Damages three times the global economy
The industry is expected to challenge this. One insider at a Big Tobacco company, who asked not to be named, told TobaccoIntelligence that industry lawyers consider the Constitutional and Versailles claims to be especially vulnerable elements of Rolfe’s case, “given that they appear to be printed in Verdana, which was only released in 1996”.
Rolfe is seeking damages including compound interest of $282 trillion, or approximately three times the size of the entire global annual economy – although in an apparent indication of willingness to reach a non-litigated settlement he did say in a statement at a local bar last night that he would be prepared to accept several post-dated cheques.
If his case is successful it is likely to mean the end for heated tobacco and snus, as well as combustibles, though products such as non-tobacco nicotine pouches and e-cigarettes using synthesised nicotine could find their markets substantially increased.
However, observers note that the industry has shrugged off similar challenges before.

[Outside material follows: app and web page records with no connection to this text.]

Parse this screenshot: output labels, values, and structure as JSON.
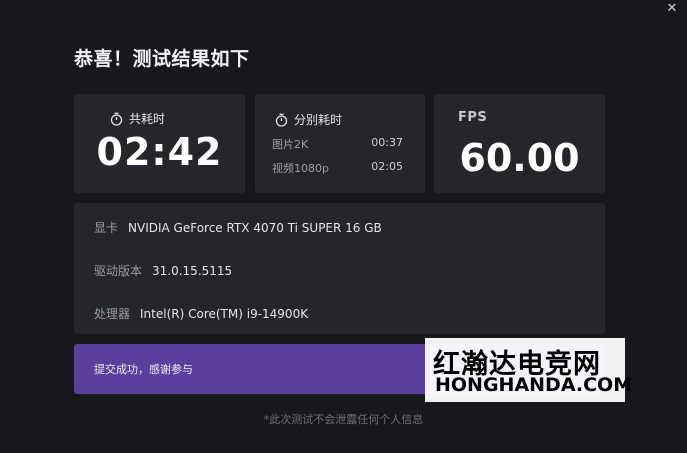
{
  "window": {
    "close_symbol": "✕",
    "title": "恭喜！测试结果如下"
  },
  "total_card": {
    "icon": "timer-icon",
    "label": "共耗时",
    "value": "02:42"
  },
  "split_card": {
    "icon": "timer-icon",
    "label": "分别耗时",
    "rows": [
      {
        "name": "图片2K",
        "time": "00:37"
      },
      {
        "name": "视频1080p",
        "time": "02:05"
      }
    ]
  },
  "fps_card": {
    "label": "FPS",
    "value": "60.00"
  },
  "info": {
    "gpu_label": "显卡",
    "gpu_value": "NVIDIA GeForce RTX 4070 Ti SUPER 16 GB",
    "driver_label": "驱动版本",
    "driver_value": "31.0.15.5115",
    "cpu_label": "处理器",
    "cpu_value": "Intel(R) Core(TM) i9-14900K"
  },
  "submit": {
    "message": "提交成功，感谢参与"
  },
  "watermark": {
    "cn": "红瀚达电竞网",
    "en": "HONGHANDA.COM"
  },
  "footer": {
    "note": "*此次测试不会泄露任何个人信息"
  },
  "colors": {
    "background": "#17181c",
    "card": "#24262b",
    "accent": "#5b3f9c"
  }
}
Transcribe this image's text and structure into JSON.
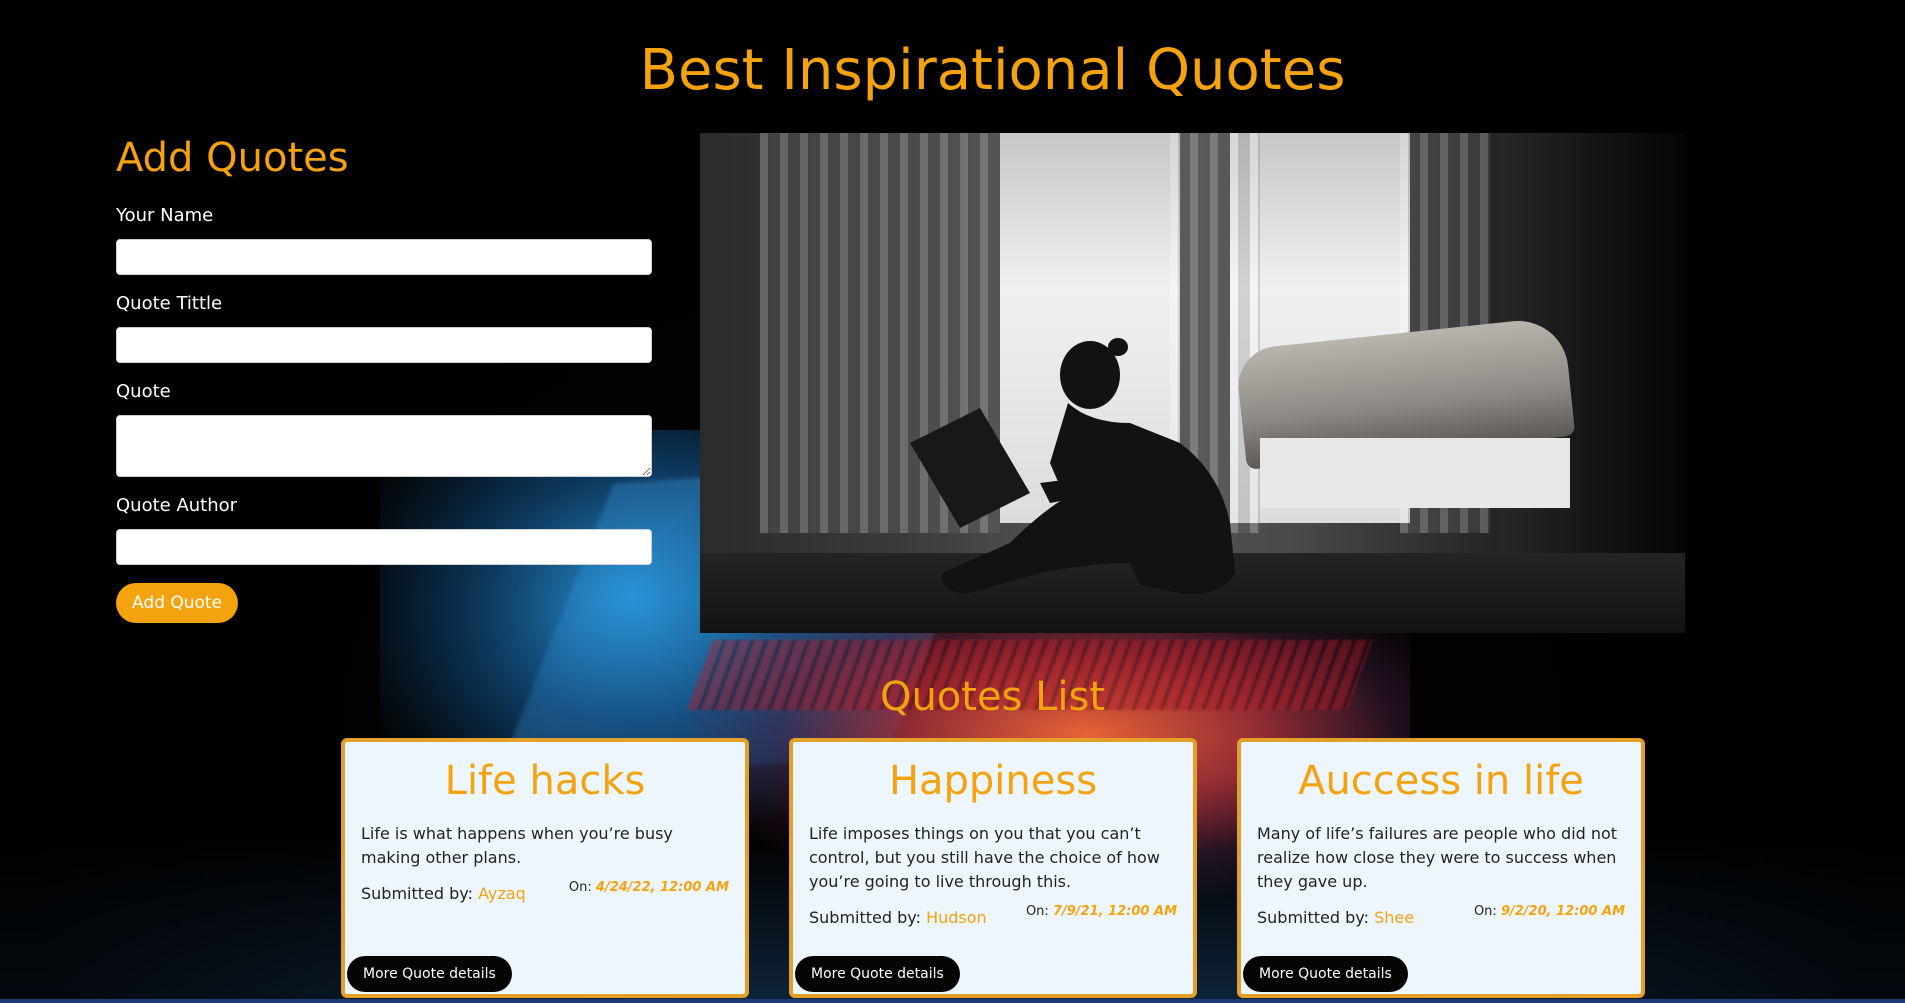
{
  "page": {
    "title": "Best Inspirational Quotes"
  },
  "form": {
    "heading": "Add Quotes",
    "fields": {
      "name_label": "Your Name",
      "title_label": "Quote Tittle",
      "quote_label": "Quote",
      "author_label": "Quote Author"
    },
    "submit_label": "Add Quote"
  },
  "hero": {
    "description": "Person silhouette reading a book by a bright window"
  },
  "quotes": {
    "heading": "Quotes List",
    "submitted_prefix": "Submitted by:",
    "date_prefix": "On:",
    "details_label": "More Quote details",
    "items": [
      {
        "title": "Life hacks",
        "text": "Life is what happens when you’re busy making other plans.",
        "submitter": "Ayzaq",
        "date": "4/24/22, 12:00 AM"
      },
      {
        "title": "Happiness",
        "text": "Life imposes things on you that you can’t control, but you still have the choice of how you’re going to live through this.",
        "submitter": "Hudson",
        "date": "7/9/21, 12:00 AM"
      },
      {
        "title": "Auccess in life",
        "text": "Many of life’s failures are people who did not realize how close they were to success when they gave up.",
        "submitter": "Shee",
        "date": "9/2/20, 12:00 AM"
      }
    ]
  },
  "colors": {
    "accent": "#f5a20f",
    "background": "#020202",
    "card_background": "#eef6fd",
    "card_border": "#e3a028"
  }
}
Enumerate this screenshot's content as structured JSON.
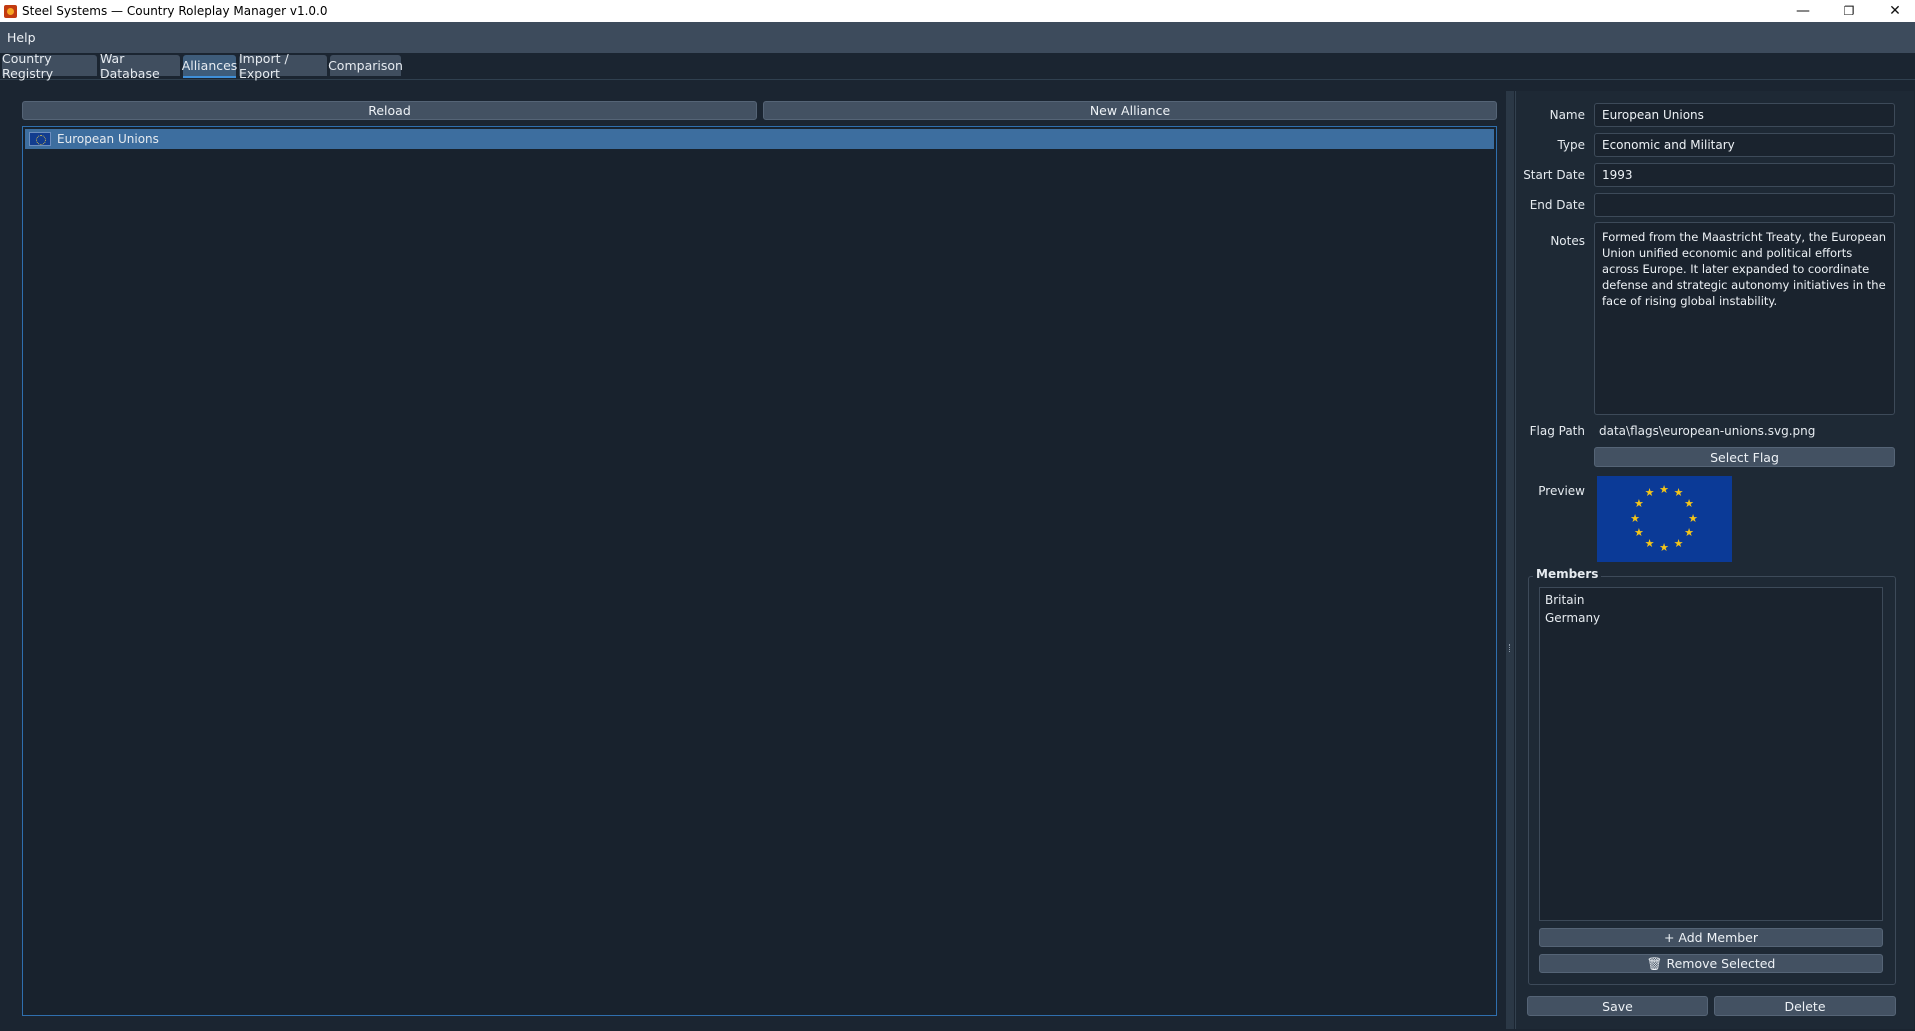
{
  "window": {
    "title": "Steel Systems — Country Roleplay Manager v1.0.0",
    "controls": {
      "minimize": "—",
      "maximize": "❐",
      "close": "✕"
    }
  },
  "menu": {
    "items": [
      "Help"
    ]
  },
  "tabs": [
    {
      "label": "Country Registry",
      "active": false
    },
    {
      "label": "War Database",
      "active": false
    },
    {
      "label": "Alliances",
      "active": true
    },
    {
      "label": "Import / Export",
      "active": false
    },
    {
      "label": "Comparison",
      "active": false
    }
  ],
  "toolbar": {
    "reload_label": "Reload",
    "new_alliance_label": "New Alliance"
  },
  "alliance_list": {
    "items": [
      {
        "name": "European Unions",
        "flag_icon": "eu-flag-icon",
        "selected": true
      }
    ]
  },
  "details": {
    "name_label": "Name",
    "name_value": "European Unions",
    "type_label": "Type",
    "type_value": "Economic and Military",
    "start_label": "Start Date",
    "start_value": "1993",
    "end_label": "End Date",
    "end_value": "",
    "notes_label": "Notes",
    "notes_value": "Formed from the Maastricht Treaty, the European Union unified economic and political efforts across Europe. It later expanded to coordinate defense and strategic autonomy initiatives in the face of rising global instability.",
    "flag_path_label": "Flag Path",
    "flag_path_value": "data\\flags\\european-unions.svg.png",
    "select_flag_label": "Select Flag",
    "preview_label": "Preview"
  },
  "members": {
    "title": "Members",
    "items": [
      "Britain",
      "Germany"
    ],
    "add_label": "+ Add Member",
    "remove_label": "🗑 Remove Selected"
  },
  "actions": {
    "save_label": "Save",
    "delete_label": "Delete"
  },
  "colors": {
    "accent": "#3f8fd8",
    "selection": "#3d6e9f",
    "background": "#1b2531",
    "flag_blue": "#0b3a97",
    "flag_star": "#f5c518"
  }
}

In 2012 it successfully defended itself in a Cairo court against claims by café owner Mohammed al-Pir that as the great-great-great-great-great-great-great-great-great-great-great-great-great-great-great-great-great-great-great-great-great-great-great-great-great-great-great-great-great-great-great-great-great-great-great-great-great-great-great-great-great-great-great-great-great-great-great-great-great-great-great-great-great-great-great-great-great-great-great-great-great-great-great-great-great-great-great-great-great-great-great-great-great-great-great-great-great-great-great-great-great-great-great-great-great-great-great-great-great-great-great-great-great-great-great-great-great-great-great-great-great-great-great-great-great-great-great-great-great-great-great-great-great-great-great-grandson of the Pharaoh Thutmose III he held a worldwide patent on the concept of rolled paper.
– Vex A. Schuss TobaccoIntelligence legal correspondent
Photo: Mitzi Rolfe